Prospective software procurement
Thinking proactively, any organization that procures new software should at the same time consider end-of-life issues, however difficult in the glow of the acquisition. For example, buyers should investigate whether the prospective vendor has an end-of-life or end-of-sale policy and, if so, does it dovetail with the buyer’s requirements? As policies will vary considerably from vendor to vendor, the buyer should make detailed inquiries regarding the specifics and track record of the proposed vendor. For example, how much advance notice does the vendor provide regarding termination of maintenance/support? Does the vendor offer additional end-of-life/end-of-sale support for additional fees? If so, for how long? If no formal policy exists, how has the prospective vendor dealt with end-of-life or end-of-sale software for other clients? It’s worth having these discussions with other users of the software or inquire among client user groups to avoid any unexpected surprises. Consider whether the prospective vendor also seems to have a sufficiently deep pool of developers and adequate, scalable bench strength or whether the company’s entire development team rests on the shoulders of one or two people who may go on extended vacations or otherwise leave the vendor some day and paralyze its support capability.
While much of this article paints a dire picture of legacy software, organizations would do well to remember that the risks of using out-of-date software remain high. It is also likely that any organization using vast amounts of legacy software will also be using outdated hardware, all of which may be impacting company productivity. While the thought of engaging in lengthy software procurement and the implementation process may be daunting, it’s fair to say that the risks of continuing to use obsolete software far outweigh the difficulties of upgrading or replacing existing software that has reached the end of its life.
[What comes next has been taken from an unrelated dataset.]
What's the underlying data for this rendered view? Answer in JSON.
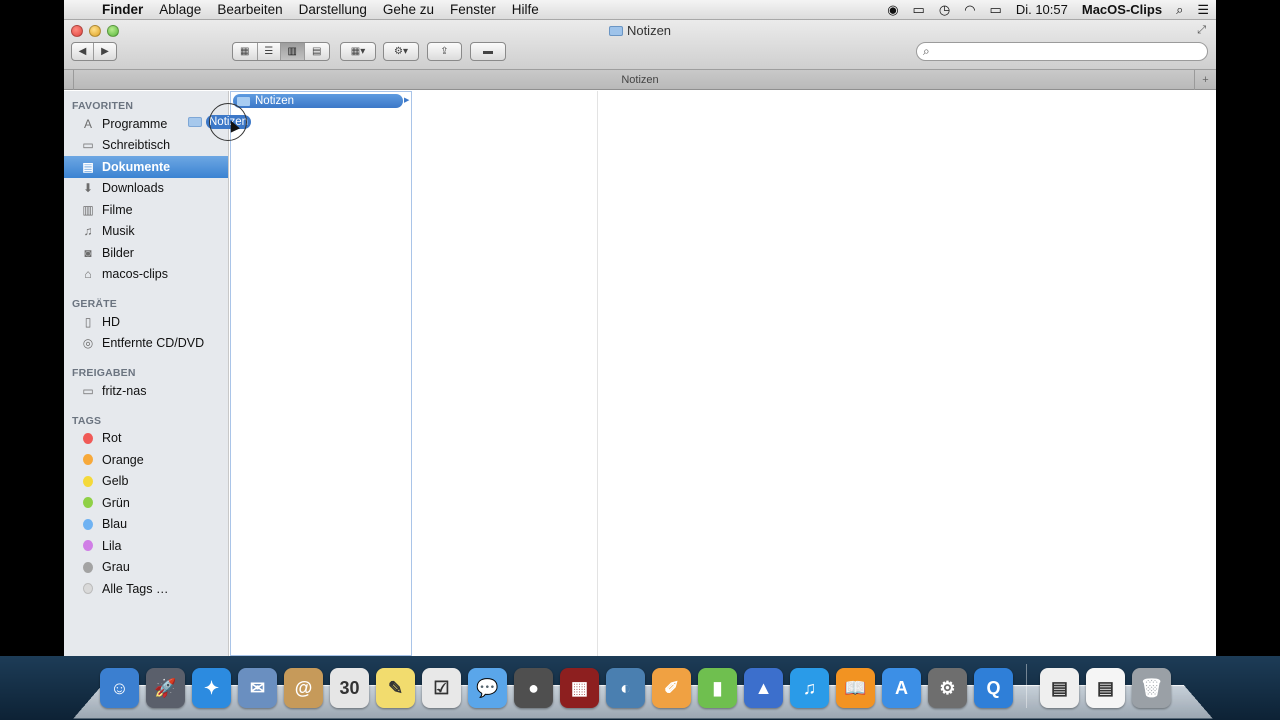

Lastly (and to end on a more positive note), rather than actually running archaic versions of legacy software, fans of vintage software can take solace in a recent February report from Yale regarding the ability to access and use such systems via emulation technology. Thanks to considerable grants from The Andrew W. Mellon Foundation and the Alfred P. Sloan Foundation, digital preservationists are building a shareable “emulation as a service” infrastructure to resurrect thousands of obsolete software programs and ensure that the information produced on them will be kept intact and made easily available for future access, study and use. YaleNews recently reported that it is expected that the project will enable access to at least 3,000 applications, including operating systems, scientific software, office and email applications, design and engineering software and software for creative pursuits such as video editing or music composition. It is expected that the project will be completed in June 2020.